The Rebbe would have private audiences three times a week that would begin at around 8 p.m. and often continue throughout the night to the early morning hours. The atmosphere at Lubavitch World Headquarters, addressed 770 Eastern Parkway in Brooklyn, was a combination of apprehension and excitement which increased in intensity the nearer one came to the Rebbe's room on the ground floor.

A list was compiled by the Rebbe's chief aide, Rabbi Hodakov, assisted by the aides Rabbi Groner or Rabbi Klein. They created a certain order of when the individuals would enter for their audience, but since it was never possible to be sure how long – seconds, minutes or hours – the visitors would stay, they were divided into two groups: The more immediate in the corridor outside the Rebbe's room and the rest in the main hallway or other study rooms, where the rabbinical students were learning at all times, day or night, Jewish scholarly subjects.

Usually the first to enter were engaged couples or young disciples. They would emerge quickly, backing out respectfully and overcome with emotion. Then, local families would go in for a birthday or special occasion, followed by visitors, mainly from abroad, who would be brought two or three at a time to wait outside the Rebbe's office prior to their audience.

Mr. Kalms receives a dollar to give to charity from the Rebbe.
Mr. Kalms receives a dollar to give to charity from the Rebbe.

There were men and women of every type and from every country, poor and prosperous, soldiers, politicians, intellectuals, businessmen and workmen, all waiting in silent tension for their call. Sometimes, when visitors would emerge from particularly long sessions, still somewhat shaken by the experience, friends and acquaintances would surround them, asking in urgent whispers for some explanation for the unusual length of time spent with the Rebbe.

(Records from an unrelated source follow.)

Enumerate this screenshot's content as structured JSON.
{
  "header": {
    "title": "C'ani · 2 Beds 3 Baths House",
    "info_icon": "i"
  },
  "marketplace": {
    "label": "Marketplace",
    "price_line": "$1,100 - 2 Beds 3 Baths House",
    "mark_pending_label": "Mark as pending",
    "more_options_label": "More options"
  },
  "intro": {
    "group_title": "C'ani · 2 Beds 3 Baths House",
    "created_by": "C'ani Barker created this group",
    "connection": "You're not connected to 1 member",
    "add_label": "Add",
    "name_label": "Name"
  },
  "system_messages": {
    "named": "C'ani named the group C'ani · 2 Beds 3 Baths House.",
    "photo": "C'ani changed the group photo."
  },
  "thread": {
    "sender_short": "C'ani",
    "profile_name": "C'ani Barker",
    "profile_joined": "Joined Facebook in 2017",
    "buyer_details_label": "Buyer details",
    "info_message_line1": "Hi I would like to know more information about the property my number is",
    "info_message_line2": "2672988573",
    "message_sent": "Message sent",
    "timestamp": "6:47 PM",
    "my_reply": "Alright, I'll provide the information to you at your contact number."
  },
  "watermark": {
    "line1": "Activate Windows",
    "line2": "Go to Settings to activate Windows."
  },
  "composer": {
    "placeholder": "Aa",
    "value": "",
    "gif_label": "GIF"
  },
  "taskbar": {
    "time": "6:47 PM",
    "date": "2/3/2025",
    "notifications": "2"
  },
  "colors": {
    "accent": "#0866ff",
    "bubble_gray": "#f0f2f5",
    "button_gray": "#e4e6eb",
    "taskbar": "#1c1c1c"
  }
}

For my audience, I always took with me a small notepad and, accepting the Rebbe's invitation to sit, would scribble key words and phrases during the conversation. The door was always left slightly open and, as the minutes passed, a buzzer would sound on the Rebbe's desk. From time to time, one of the Rebbe's aides would put his head round the door silently reminding the visitor of the lateness of the hour and indicating that he should have some consideration for the Rebbe's well-being – but the Rebbe, and usually the visitor, would appear not to notice.

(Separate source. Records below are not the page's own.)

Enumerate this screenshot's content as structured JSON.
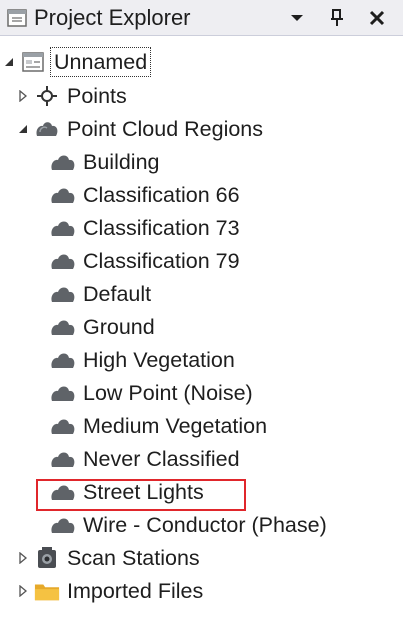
{
  "panel": {
    "title": "Project Explorer",
    "icons": {
      "title": "project-explorer-icon",
      "dropdown": "chevron-down-icon",
      "pin": "pin-icon",
      "close": "close-icon"
    }
  },
  "tree": {
    "root": {
      "label": "Unnamed",
      "expanded": true
    },
    "points": {
      "label": "Points",
      "expanded": false
    },
    "regions": {
      "label": "Point Cloud Regions",
      "expanded": true,
      "items": [
        "Building",
        "Classification 66",
        "Classification 73",
        "Classification 79",
        "Default",
        "Ground",
        "High Vegetation",
        "Low Point (Noise)",
        "Medium Vegetation",
        "Never Classified",
        "Street Lights",
        "Wire - Conductor (Phase)"
      ]
    },
    "scan_stations": {
      "label": "Scan Stations",
      "expanded": false
    },
    "imported_files": {
      "label": "Imported Files",
      "expanded": false
    }
  },
  "highlighted_item": "Street Lights",
  "colors": {
    "highlight_border": "#e0262b",
    "folder": "#f5c242",
    "region_icon": "#5f6368"
  }
}
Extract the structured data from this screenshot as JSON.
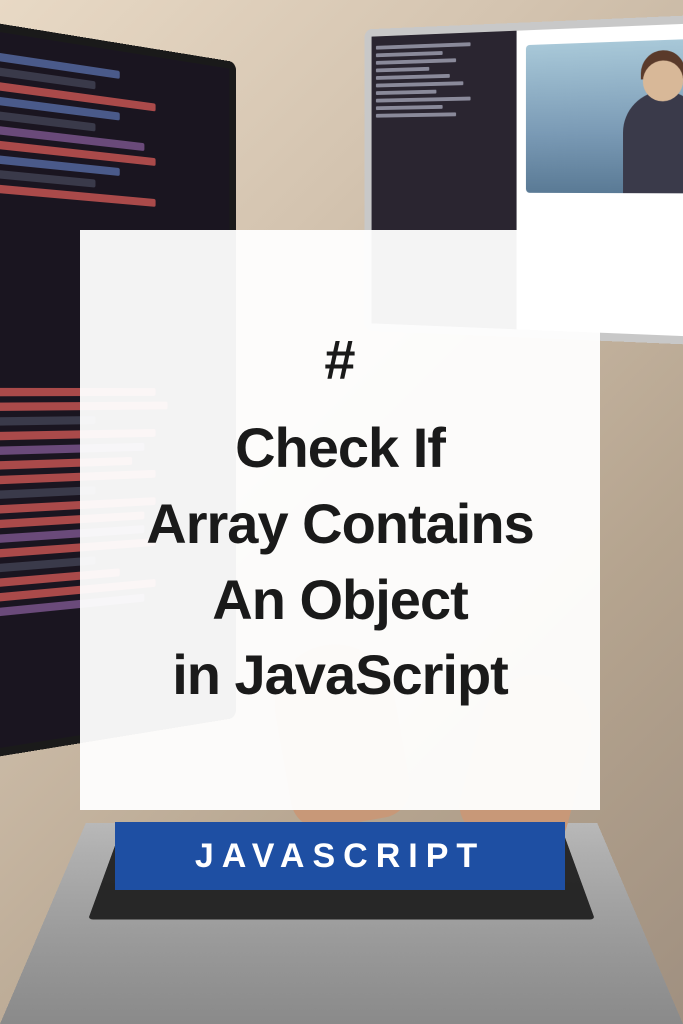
{
  "card": {
    "hash": "#",
    "title_line1": "Check If",
    "title_line2": "Array Contains",
    "title_line3": "An Object",
    "title_line4": "in JavaScript"
  },
  "badge": {
    "label": "JAVASCRIPT"
  },
  "colors": {
    "badge_bg": "#1e4fa3",
    "card_bg": "rgba(255,255,255,0.95)",
    "text": "#1a1a1a"
  }
}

On leaving the Rebbe's room, I would go immediately to a quiet corner of the building and for several hours (once I spent all night) and still on a "high" would write down my recollection of the complete dialogue using the Rebbe's own words. This was the procedure during the years from 1965 to 1981 when I was privileged to spend many hours with the Rebbe during nine separate audiences.

A wide range of topics were discussed in the early years: Lubavitch London affairs, Israel, Soviet Jewry, family matters, my business affairs and, later on, mainly the progress on the Solmecs project, which seemed to myself and my family to be a kind of mission from the Rebbe.

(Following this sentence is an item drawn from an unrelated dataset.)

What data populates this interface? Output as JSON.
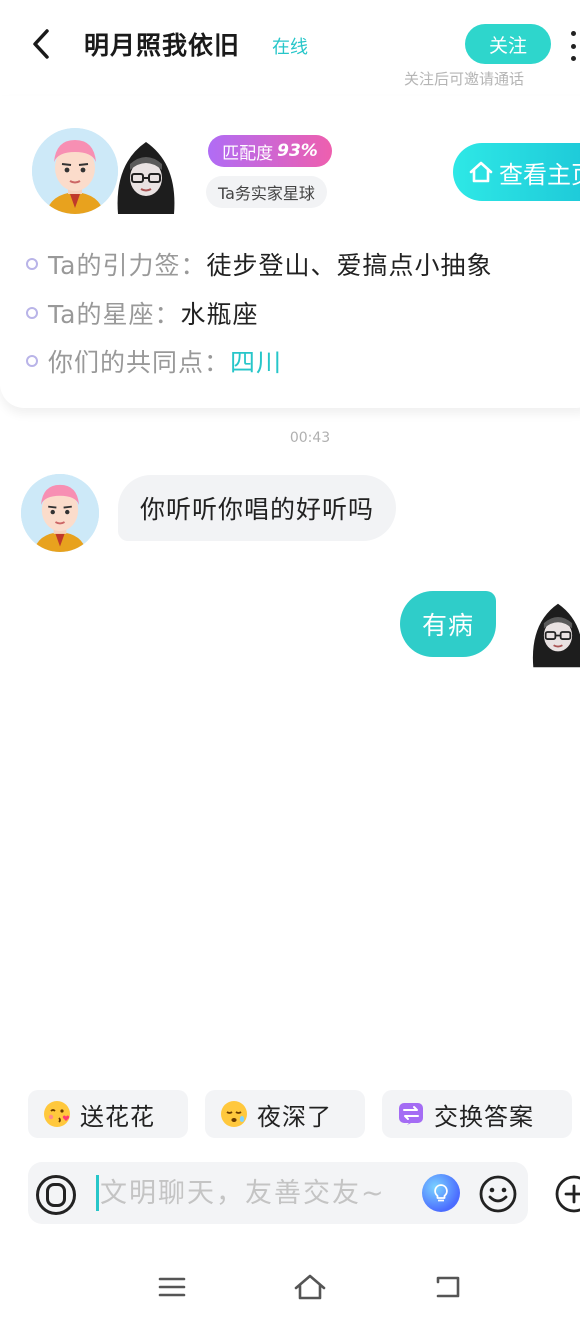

Like many others, I was torn between the desire for more detailed communication with the Rebbe on many different activities and the realization of how precious and limited his time was. Sometimes, my reports that I sent to the Rebbe were a headline summary and at other times they covered many pages. In the case of letters, written responses by the Rebbe were made in the margin of the original letter opposite the question, and passed on by his secretary by telephone or mail. Sometimes I was able to see the actual notes, but the Rebbe's aides always retained the original letter.

From the early '80s, when the demands on the Rebbe's time had increased many times over, the exchange of smiles was now our audience and I came to feel that an unbreakable link had been established, and that issues could mostly be resolved within the Rebbe's existing guidelines. We have been extraordinarily blessed by the spiritual and practical guidance of the Rebbe which has given our family a sense of purpose and enriched our lives in many ways far beyond that we would have considered possible.